INPUT MATERIAL START
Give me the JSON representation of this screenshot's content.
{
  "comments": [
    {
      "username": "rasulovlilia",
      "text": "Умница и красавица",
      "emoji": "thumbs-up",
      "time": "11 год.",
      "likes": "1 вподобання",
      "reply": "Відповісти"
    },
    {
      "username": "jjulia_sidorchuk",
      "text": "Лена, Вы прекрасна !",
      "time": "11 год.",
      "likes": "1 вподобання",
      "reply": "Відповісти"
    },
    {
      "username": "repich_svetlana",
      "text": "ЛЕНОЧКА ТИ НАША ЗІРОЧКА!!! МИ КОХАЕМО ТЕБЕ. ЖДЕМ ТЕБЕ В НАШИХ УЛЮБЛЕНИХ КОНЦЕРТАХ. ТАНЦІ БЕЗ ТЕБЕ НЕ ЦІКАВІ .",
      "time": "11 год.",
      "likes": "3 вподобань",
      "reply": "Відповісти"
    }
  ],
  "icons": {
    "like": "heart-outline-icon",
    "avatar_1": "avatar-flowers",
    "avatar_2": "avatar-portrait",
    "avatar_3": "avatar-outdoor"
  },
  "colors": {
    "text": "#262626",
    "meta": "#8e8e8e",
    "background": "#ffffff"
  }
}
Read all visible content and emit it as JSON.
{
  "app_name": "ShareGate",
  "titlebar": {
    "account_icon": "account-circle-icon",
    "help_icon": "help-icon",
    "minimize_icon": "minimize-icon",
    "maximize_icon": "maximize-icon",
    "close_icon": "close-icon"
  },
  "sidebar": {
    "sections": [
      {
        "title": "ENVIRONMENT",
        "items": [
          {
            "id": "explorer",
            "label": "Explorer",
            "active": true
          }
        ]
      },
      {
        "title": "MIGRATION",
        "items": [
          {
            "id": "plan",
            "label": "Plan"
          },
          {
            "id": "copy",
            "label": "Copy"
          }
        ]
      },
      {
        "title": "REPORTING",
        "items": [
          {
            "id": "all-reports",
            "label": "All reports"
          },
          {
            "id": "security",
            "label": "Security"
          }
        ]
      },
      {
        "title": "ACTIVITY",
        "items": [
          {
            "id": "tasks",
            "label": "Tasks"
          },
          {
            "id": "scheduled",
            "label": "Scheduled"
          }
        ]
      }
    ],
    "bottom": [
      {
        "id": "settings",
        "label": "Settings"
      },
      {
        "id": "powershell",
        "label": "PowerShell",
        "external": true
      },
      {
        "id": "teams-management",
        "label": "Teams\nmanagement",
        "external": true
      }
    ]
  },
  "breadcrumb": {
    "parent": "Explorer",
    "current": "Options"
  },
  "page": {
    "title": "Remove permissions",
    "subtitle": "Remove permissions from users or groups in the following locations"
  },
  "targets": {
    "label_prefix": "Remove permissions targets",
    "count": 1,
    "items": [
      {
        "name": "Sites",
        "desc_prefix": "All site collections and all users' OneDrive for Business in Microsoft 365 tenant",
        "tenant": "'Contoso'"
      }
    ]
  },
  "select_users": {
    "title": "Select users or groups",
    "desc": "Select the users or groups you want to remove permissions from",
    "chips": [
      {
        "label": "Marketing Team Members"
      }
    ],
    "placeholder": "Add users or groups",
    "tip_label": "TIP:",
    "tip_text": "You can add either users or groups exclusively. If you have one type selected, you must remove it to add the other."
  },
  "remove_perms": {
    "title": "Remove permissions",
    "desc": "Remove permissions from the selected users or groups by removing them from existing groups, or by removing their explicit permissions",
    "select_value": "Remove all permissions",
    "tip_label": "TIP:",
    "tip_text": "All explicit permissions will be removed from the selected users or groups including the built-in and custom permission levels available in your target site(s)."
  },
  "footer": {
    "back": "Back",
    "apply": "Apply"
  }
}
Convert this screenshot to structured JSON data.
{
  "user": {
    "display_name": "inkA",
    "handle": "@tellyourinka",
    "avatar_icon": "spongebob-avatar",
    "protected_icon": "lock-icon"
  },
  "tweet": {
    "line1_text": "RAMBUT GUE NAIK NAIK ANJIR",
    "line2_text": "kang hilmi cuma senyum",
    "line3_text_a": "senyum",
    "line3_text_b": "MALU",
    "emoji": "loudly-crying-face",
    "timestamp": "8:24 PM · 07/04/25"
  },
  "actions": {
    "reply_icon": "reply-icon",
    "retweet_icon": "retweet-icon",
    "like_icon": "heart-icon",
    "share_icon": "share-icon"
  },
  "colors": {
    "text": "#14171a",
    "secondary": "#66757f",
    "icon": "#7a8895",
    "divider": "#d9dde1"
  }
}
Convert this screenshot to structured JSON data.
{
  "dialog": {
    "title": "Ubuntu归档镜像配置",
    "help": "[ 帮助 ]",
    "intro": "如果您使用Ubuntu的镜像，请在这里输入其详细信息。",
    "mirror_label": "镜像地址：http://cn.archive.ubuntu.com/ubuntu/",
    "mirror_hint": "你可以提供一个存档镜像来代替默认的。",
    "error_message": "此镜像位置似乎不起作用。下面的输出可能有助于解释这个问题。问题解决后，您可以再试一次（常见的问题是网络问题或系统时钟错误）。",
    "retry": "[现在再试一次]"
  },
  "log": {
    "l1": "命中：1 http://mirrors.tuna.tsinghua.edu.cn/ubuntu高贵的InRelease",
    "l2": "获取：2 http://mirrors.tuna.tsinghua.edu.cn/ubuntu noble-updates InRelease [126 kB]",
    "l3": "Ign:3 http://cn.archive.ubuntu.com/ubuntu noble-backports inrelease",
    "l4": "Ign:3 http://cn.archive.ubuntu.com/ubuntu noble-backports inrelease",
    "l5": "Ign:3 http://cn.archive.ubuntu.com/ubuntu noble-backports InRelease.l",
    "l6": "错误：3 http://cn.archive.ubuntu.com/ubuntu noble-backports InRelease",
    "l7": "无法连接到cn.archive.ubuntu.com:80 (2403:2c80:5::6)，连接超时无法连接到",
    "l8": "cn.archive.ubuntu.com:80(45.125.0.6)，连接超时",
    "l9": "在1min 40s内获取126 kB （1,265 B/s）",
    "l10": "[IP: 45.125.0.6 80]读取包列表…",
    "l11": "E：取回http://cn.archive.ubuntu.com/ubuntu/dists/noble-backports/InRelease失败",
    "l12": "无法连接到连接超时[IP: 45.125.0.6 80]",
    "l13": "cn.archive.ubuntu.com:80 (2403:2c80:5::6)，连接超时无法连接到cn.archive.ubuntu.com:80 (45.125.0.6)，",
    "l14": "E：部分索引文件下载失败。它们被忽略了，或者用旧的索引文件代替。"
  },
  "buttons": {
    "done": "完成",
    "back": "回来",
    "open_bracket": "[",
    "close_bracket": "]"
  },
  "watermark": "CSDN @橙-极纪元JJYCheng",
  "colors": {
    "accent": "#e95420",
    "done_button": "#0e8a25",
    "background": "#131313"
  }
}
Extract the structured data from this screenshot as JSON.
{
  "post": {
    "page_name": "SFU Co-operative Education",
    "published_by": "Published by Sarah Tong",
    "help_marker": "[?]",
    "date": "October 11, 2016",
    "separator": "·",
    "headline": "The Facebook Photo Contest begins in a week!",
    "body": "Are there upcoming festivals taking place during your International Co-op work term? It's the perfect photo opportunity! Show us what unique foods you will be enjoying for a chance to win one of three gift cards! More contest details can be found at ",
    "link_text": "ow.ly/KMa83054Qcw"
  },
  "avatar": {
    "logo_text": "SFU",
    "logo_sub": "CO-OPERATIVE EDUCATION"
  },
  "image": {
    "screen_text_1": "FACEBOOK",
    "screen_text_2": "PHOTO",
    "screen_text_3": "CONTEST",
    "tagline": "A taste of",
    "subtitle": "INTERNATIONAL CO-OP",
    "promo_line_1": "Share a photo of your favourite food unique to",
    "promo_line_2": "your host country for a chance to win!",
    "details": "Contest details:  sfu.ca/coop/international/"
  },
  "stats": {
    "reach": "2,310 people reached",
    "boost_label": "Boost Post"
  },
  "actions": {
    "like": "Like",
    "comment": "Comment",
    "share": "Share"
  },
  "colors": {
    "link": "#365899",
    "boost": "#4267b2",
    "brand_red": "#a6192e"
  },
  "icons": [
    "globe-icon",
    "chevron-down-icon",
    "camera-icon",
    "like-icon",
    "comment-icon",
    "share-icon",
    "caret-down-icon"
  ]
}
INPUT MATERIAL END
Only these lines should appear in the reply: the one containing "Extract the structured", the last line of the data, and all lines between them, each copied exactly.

Extract the structured data from this screenshot as JSON.
{
  "post": {
    "page_name": "SFU Co-operative Education",
    "published_by": "Published by Sarah Tong",
    "help_marker": "[?]",
    "date": "October 11, 2016",
    "separator": "·",
    "headline": "The Facebook Photo Contest begins in a week!",
    "body": "Are there upcoming festivals taking place during your International Co-op work term? It's the perfect photo opportunity! Show us what unique foods you will be enjoying for a chance to win one of three gift cards! More contest details can be found at ",
    "link_text": "ow.ly/KMa83054Qcw"
  },
  "avatar": {
    "logo_text": "SFU",
    "logo_sub": "CO-OPERATIVE EDUCATION"
  },
  "image": {
    "screen_text_1": "FACEBOOK",
    "screen_text_2": "PHOTO",
    "screen_text_3": "CONTEST",
    "tagline": "A taste of",
    "subtitle": "INTERNATIONAL CO-OP",
    "promo_line_1": "Share a photo of your favourite food unique to",
    "promo_line_2": "your host country for a chance to win!",
    "details": "Contest details:  sfu.ca/coop/international/"
  },
  "stats": {
    "reach": "2,310 people reached",
    "boost_label": "Boost Post"
  },
  "actions": {
    "like": "Like",
    "comment": "Comment",
    "share": "Share"
  },
  "colors": {
    "link": "#365899",
    "boost": "#4267b2",
    "brand_red": "#a6192e"
  },
  "icons": [
    "globe-icon",
    "chevron-down-icon",
    "camera-icon",
    "like-icon",
    "comment-icon",
    "share-icon",
    "caret-down-icon"
  ]
}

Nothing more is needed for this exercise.